Marquette will be losing a program designed to provide more opportunities for students at the end of the academic year.  Since 1981, the Health Careers Opportunity Program has aided disadvantaged students in health-based education at Marquette. Associate Director Kimberly Harris said HCOP did not receive the federal funding grant necessary to sustain the program. This was not a university decision, but a decision by the Bureau of Health Workforce, the distributors of the grant.

“You have to compete in order to get the grant,” Harris said. “We submitted our grant this year (and) scored fairly high, but unfortunately (we) did not receive the grant.”

The grant was worth more than $600,000. HCOP worked to increase diversity and educate students on how to provide care for underserved communities. According to its website, HCOP graduated more than 1,000 health professionals in its 37-year span.  It ran outreach programs for public school systems in Milwaukee and Chicago in addition to its work within the programs at Marquette.

“This is a big hit to the College of Health Sciences,” Harris said.

If alternative funding is not found, the program will have to wait five years, the full length of the grant, to apply again.

Williams said she believes school systems are not providing adequate resources for students; in her own experience, she had to seek out many opportunities that her school did not make her aware of, including scholarships and programs that many students don’t have background knowledge of. For instance, Williams said she went to school with people who did not know you could receive student loans. She said that she would “wholeheartedly participate” in getting young women and girls together to show them the opportunities available to them.

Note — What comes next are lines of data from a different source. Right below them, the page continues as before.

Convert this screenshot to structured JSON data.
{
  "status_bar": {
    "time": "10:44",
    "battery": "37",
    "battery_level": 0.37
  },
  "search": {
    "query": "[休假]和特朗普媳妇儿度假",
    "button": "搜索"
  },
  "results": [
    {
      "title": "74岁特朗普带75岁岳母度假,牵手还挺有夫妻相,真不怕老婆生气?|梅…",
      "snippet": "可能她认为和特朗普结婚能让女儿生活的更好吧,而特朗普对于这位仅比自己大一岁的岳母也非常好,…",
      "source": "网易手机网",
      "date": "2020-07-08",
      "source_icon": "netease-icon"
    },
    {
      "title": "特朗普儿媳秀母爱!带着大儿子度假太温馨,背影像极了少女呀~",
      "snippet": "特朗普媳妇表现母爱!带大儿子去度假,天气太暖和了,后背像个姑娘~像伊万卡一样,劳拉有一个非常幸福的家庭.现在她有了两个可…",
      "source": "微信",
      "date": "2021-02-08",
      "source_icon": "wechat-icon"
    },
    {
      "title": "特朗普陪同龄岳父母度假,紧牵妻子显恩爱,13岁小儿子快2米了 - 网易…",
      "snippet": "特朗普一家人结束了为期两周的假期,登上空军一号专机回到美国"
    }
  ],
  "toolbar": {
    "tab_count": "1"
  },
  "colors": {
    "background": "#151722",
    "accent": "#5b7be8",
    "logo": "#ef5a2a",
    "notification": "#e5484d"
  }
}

“We need to show them there are people of color in that profession who don’t work in a nursing home,” Williams said. “You don’t have to limit yourself.”

Williams said she is hopeful once young women see what women of color are capable of, they can begin to take a step forward. She recalled a time when a nursing student doing clinicals at Froedtert asked, “Do you remember me?” The student went on to tell the story of Williams taking care of her in the ER and how her care that day inspired her to be a nurse.

“I almost cried that day,” Williams said. “Doing what I wanted to do and being what I wanted to be makes it that much sweeter.”

Story continues below advertisement
View Comments (1)
More to Discover

Comments (1)

All Marquette Wire Picks Reader Picks Sort: Newest

Your email address will not be published. Required fields are marked *

  • M

    M HealyDec 4, 2018 at 2:46 pm

    Why are you using statistics and graphics from 2003? This is outdated information! You should be ashamed!